In the Jacksonville shooting, mental illness was the object of investigation. David Katz had been seen for “psychological and emotional issues” and was still able to buy two handguns in the previous months, according to the CNN report.
Even if Katz had a serious mental illness, there is evidence he is in the minority. Epidemiologic studies show that the large majority of people with serious mental illnesses are never violent.” However, there is a large population of self-reporting people in the United States that have “patterns of impulsive angry behavior and also possess firearms at home (8.9%) or carry guns outside the home (1.5%),” according to the National Comorbidity Study Replication. It also states that “only a small proportion of persons with this risky combination have ever been involuntarily hospitalized for a mental health problem” and will unlikely be subject to current laws prohibiting individuals like Katz from purchasing or owning firearms.
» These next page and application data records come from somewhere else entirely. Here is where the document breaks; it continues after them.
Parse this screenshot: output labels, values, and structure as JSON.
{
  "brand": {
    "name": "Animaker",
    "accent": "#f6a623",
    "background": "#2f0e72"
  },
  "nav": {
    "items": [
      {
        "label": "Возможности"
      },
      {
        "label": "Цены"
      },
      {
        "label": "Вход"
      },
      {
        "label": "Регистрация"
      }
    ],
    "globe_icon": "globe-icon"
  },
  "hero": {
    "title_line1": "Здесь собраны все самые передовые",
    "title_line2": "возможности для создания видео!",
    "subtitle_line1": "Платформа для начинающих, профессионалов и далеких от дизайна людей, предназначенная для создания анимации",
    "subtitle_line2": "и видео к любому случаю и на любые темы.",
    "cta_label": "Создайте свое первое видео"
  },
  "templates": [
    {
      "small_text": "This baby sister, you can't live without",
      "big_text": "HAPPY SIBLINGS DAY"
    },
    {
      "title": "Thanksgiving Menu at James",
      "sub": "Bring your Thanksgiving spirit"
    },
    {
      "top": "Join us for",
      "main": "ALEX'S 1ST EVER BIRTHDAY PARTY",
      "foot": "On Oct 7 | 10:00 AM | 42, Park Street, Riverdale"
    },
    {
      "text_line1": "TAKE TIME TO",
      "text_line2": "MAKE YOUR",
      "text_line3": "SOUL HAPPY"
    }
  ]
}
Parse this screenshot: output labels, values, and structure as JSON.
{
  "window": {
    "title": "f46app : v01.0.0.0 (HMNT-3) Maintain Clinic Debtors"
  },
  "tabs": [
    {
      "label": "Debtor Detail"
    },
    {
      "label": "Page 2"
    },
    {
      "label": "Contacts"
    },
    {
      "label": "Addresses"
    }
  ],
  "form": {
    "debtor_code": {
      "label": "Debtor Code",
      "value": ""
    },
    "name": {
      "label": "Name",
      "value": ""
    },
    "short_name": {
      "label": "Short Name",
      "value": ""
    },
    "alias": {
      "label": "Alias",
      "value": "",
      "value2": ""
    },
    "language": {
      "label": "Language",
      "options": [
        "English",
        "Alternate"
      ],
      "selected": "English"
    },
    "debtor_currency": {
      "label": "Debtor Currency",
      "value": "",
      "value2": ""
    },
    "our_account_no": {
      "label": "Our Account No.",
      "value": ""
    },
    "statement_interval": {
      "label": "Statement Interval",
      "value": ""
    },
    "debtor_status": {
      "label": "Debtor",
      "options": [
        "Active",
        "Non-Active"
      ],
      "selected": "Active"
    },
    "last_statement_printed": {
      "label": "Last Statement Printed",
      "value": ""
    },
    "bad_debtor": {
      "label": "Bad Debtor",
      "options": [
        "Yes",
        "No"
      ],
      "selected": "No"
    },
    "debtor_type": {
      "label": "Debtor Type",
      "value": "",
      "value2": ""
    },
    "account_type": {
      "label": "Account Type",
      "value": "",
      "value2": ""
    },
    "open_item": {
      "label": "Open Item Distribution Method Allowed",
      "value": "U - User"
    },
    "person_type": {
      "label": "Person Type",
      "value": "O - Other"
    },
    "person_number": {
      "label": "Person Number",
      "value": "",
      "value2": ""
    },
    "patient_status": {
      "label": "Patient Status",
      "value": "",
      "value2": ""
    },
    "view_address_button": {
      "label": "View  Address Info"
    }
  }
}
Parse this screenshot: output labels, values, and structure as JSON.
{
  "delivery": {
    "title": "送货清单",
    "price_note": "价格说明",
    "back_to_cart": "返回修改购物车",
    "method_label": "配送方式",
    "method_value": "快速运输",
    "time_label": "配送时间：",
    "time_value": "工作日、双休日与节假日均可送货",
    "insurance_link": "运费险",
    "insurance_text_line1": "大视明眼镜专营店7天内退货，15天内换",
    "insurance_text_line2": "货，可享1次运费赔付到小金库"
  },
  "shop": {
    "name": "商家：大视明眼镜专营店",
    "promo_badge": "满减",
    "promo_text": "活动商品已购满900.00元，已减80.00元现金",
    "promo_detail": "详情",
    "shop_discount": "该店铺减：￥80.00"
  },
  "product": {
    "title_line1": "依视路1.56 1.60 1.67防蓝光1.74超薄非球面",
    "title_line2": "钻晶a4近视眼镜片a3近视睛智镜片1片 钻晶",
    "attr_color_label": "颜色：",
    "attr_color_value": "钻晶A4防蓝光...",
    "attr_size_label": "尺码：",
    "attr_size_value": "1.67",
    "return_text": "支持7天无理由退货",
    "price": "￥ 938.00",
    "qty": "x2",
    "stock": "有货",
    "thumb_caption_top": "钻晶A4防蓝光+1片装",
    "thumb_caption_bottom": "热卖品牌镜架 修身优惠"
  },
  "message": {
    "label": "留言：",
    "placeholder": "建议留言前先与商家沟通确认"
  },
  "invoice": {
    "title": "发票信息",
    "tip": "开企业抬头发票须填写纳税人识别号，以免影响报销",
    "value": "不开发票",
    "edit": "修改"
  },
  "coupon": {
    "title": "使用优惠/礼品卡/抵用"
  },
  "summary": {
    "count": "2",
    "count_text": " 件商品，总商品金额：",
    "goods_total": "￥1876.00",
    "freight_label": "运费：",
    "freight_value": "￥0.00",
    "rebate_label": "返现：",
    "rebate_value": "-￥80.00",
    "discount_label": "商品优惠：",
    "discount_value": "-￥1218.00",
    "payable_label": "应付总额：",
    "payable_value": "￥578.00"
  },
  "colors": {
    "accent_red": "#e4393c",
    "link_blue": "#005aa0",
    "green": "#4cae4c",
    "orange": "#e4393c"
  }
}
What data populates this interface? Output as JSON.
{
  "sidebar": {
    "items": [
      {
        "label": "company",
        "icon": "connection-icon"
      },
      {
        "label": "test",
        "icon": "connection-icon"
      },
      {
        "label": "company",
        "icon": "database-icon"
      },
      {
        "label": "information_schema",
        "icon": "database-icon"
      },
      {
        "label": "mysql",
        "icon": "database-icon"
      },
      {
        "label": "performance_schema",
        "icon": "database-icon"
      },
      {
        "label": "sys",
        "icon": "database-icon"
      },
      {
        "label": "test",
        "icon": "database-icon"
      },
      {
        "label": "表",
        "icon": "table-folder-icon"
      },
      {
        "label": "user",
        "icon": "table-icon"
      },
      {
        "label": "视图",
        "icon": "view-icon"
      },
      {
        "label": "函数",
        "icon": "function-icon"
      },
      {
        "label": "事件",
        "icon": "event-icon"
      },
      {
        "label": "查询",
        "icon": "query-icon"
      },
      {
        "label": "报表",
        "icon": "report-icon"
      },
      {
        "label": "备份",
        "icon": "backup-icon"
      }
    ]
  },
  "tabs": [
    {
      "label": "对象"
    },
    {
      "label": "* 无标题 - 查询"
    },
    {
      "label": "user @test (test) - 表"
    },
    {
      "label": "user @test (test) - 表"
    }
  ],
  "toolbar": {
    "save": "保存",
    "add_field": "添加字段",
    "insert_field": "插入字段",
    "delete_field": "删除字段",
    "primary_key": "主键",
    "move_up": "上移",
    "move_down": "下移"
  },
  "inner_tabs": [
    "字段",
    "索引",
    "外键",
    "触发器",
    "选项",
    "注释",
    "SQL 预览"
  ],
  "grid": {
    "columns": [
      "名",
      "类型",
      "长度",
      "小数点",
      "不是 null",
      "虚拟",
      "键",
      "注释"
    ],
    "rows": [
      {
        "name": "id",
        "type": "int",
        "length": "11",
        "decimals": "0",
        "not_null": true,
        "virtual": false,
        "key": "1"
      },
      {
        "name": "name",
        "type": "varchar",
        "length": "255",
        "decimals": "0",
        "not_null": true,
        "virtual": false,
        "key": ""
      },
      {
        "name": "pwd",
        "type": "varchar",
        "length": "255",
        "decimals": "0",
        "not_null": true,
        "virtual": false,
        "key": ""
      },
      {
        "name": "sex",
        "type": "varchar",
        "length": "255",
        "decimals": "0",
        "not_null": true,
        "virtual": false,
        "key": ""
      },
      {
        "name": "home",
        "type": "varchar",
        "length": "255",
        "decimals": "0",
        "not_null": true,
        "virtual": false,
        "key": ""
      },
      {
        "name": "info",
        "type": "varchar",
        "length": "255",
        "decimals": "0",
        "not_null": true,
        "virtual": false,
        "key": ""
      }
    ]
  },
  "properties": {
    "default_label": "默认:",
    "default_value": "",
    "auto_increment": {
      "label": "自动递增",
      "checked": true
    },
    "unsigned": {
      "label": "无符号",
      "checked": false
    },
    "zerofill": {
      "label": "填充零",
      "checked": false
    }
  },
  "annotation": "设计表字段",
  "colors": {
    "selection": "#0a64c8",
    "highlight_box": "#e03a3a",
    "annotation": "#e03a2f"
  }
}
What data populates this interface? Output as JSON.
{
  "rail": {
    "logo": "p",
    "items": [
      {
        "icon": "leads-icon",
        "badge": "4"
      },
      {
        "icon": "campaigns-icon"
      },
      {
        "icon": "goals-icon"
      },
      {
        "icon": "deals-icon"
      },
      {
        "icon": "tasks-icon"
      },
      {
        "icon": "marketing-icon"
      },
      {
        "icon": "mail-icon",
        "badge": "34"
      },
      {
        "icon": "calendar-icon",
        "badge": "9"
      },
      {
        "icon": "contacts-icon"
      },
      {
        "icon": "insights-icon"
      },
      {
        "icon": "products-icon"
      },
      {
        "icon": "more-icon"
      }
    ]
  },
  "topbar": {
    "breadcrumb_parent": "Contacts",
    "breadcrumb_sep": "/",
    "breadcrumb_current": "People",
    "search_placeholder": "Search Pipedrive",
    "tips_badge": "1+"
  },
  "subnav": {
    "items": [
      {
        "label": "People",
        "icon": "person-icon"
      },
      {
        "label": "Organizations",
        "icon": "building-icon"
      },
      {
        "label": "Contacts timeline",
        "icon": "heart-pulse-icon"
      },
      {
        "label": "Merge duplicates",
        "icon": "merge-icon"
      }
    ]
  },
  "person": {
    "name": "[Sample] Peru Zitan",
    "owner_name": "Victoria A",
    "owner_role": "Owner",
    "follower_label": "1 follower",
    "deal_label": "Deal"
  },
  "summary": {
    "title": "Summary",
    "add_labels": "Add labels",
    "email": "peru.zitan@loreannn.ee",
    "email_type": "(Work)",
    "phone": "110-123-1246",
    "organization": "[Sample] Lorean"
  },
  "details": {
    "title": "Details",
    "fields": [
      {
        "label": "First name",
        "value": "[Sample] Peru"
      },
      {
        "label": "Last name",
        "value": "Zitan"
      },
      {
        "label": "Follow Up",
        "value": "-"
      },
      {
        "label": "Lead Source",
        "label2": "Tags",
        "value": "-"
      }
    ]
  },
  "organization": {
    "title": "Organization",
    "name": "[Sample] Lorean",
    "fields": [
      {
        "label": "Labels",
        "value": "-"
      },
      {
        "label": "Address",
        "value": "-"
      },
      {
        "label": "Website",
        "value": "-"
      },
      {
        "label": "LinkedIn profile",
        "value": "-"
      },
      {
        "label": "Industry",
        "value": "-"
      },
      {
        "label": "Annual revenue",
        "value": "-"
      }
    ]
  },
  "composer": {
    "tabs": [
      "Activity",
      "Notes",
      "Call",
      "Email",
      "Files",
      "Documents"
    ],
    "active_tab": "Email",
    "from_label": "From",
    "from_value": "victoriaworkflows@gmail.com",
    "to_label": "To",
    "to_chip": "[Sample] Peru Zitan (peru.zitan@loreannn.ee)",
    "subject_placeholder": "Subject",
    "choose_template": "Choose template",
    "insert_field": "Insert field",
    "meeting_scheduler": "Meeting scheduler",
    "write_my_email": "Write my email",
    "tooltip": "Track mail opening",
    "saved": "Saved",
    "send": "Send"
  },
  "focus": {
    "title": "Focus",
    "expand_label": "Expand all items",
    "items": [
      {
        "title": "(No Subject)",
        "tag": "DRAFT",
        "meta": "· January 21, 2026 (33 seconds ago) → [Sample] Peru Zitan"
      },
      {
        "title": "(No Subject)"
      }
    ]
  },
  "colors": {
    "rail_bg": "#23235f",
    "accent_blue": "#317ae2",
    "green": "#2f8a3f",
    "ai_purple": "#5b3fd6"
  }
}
Right now, the majority of the media focus on the firearms that were used. With the Uber shooting, commentators on social media claimed that Robert Westlake should have driven off and that his use of deadly force should have been avoided. Pundits look at it as another reason to change the “stand-your-ground” law in Florida. In the Madden shooting, many question how and why some with mental health issues had access and ability to purchase firearms in the first place. But, the question they seem to be avoiding is Are we doing enough to treat those with substance abuse and emotional management problems?
The answer is no. No, we are not.
The focus is too much on the tool used and less on the problems that the individual had at the time. Had the law been amended to include risk-based assessment of those emotional management issues, the Madden shooting may have been prevented. At the same time, as a concealed-carry owner Robert Westlake was within his rights under the law to defend himself and his passenger from a violent, possible intoxicated individual willing and able to cause bodily harm or death. Had Boek found help or been able to manage his emotional response properly, he would still be alive today. But, we should not condemn Westlake for his attacks as a lawful citizen.
Firearms have their uses. They can protect and defend life and property like our Founding Fathers intended. However, you should not forget that they are a tool operated by humans. Demonizing the tool does nothing to fix the problems of substance abuse and violence toward others. Instead, we should focus on replacing the laws that have obvious problems and strengthening enforcement of those already on the books.